*Problem requirements:* Every entry should come back exactly as written, minus the pictures.

----- Data to examine

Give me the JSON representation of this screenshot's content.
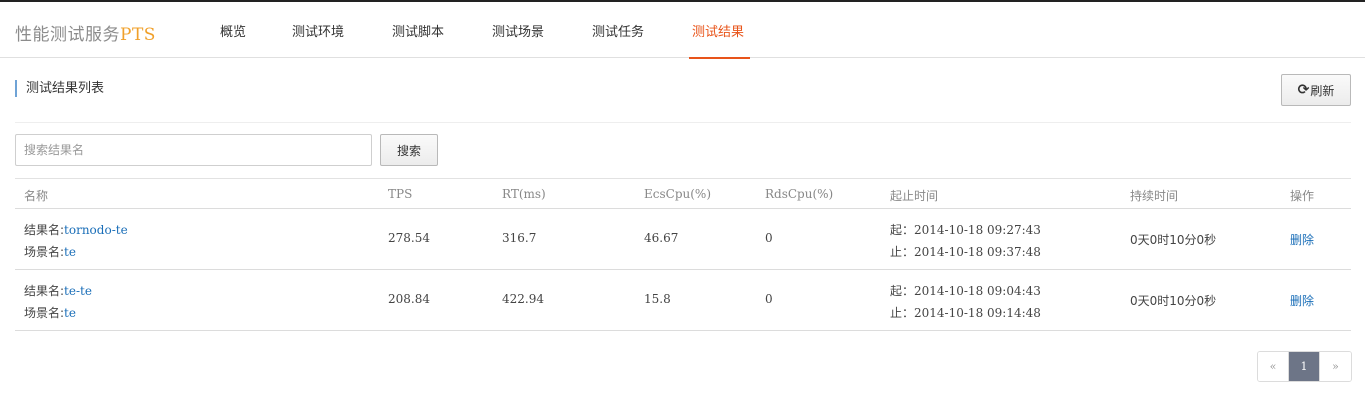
{
  "header": {
    "brand_prefix": "性能测试服务",
    "brand_suffix": "PTS",
    "nav": [
      {
        "label": "概览",
        "active": false
      },
      {
        "label": "测试环境",
        "active": false
      },
      {
        "label": "测试脚本",
        "active": false
      },
      {
        "label": "测试场景",
        "active": false
      },
      {
        "label": "测试任务",
        "active": false
      },
      {
        "label": "测试结果",
        "active": true
      }
    ],
    "accent_color": "#e8541a"
  },
  "section": {
    "title": "测试结果列表",
    "refresh_icon": "refresh-icon",
    "refresh_label": "刷新"
  },
  "search": {
    "placeholder": "搜索结果名",
    "value": "",
    "button_label": "搜索"
  },
  "table": {
    "columns": [
      "名称",
      "TPS",
      "RT(ms)",
      "EcsCpu(%)",
      "RdsCpu(%)",
      "起止时间",
      "持续时间",
      "操作"
    ],
    "result_prefix": "结果名:",
    "scene_prefix": "场景名:",
    "start_prefix": "起：",
    "end_prefix": "止：",
    "rows": [
      {
        "result_name": "tornodo-te",
        "scene_name": "te",
        "tps": "278.54",
        "rt": "316.7",
        "ecs_cpu": "46.67",
        "rds_cpu": "0",
        "start": "2014-10-18 09:27:43",
        "end": "2014-10-18 09:37:48",
        "duration": "0天0时10分0秒",
        "action": "删除"
      },
      {
        "result_name": "te-te",
        "scene_name": "te",
        "tps": "208.84",
        "rt": "422.94",
        "ecs_cpu": "15.8",
        "rds_cpu": "0",
        "start": "2014-10-18 09:04:43",
        "end": "2014-10-18 09:14:48",
        "duration": "0天0时10分0秒",
        "action": "删除"
      }
    ]
  },
  "pagination": {
    "prev": "«",
    "current": "1",
    "next": "»"
  }
}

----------

*Result:*
Give me the JSON representation of this screenshot's content.
{
  "header": {
    "brand_prefix": "性能测试服务",
    "brand_suffix": "PTS",
    "nav": [
      {
        "label": "概览",
        "active": false
      },
      {
        "label": "测试环境",
        "active": false
      },
      {
        "label": "测试脚本",
        "active": false
      },
      {
        "label": "测试场景",
        "active": false
      },
      {
        "label": "测试任务",
        "active": false
      },
      {
        "label": "测试结果",
        "active": true
      }
    ],
    "accent_color": "#e8541a"
  },
  "section": {
    "title": "测试结果列表",
    "refresh_icon": "refresh-icon",
    "refresh_label": "刷新"
  },
  "search": {
    "placeholder": "搜索结果名",
    "value": "",
    "button_label": "搜索"
  },
  "table": {
    "columns": [
      "名称",
      "TPS",
      "RT(ms)",
      "EcsCpu(%)",
      "RdsCpu(%)",
      "起止时间",
      "持续时间",
      "操作"
    ],
    "result_prefix": "结果名:",
    "scene_prefix": "场景名:",
    "start_prefix": "起：",
    "end_prefix": "止：",
    "rows": [
      {
        "result_name": "tornodo-te",
        "scene_name": "te",
        "tps": "278.54",
        "rt": "316.7",
        "ecs_cpu": "46.67",
        "rds_cpu": "0",
        "start": "2014-10-18 09:27:43",
        "end": "2014-10-18 09:37:48",
        "duration": "0天0时10分0秒",
        "action": "删除"
      },
      {
        "result_name": "te-te",
        "scene_name": "te",
        "tps": "208.84",
        "rt": "422.94",
        "ecs_cpu": "15.8",
        "rds_cpu": "0",
        "start": "2014-10-18 09:04:43",
        "end": "2014-10-18 09:14:48",
        "duration": "0天0时10分0秒",
        "action": "删除"
      }
    ]
  },
  "pagination": {
    "prev": "«",
    "current": "1",
    "next": "»"
  }
}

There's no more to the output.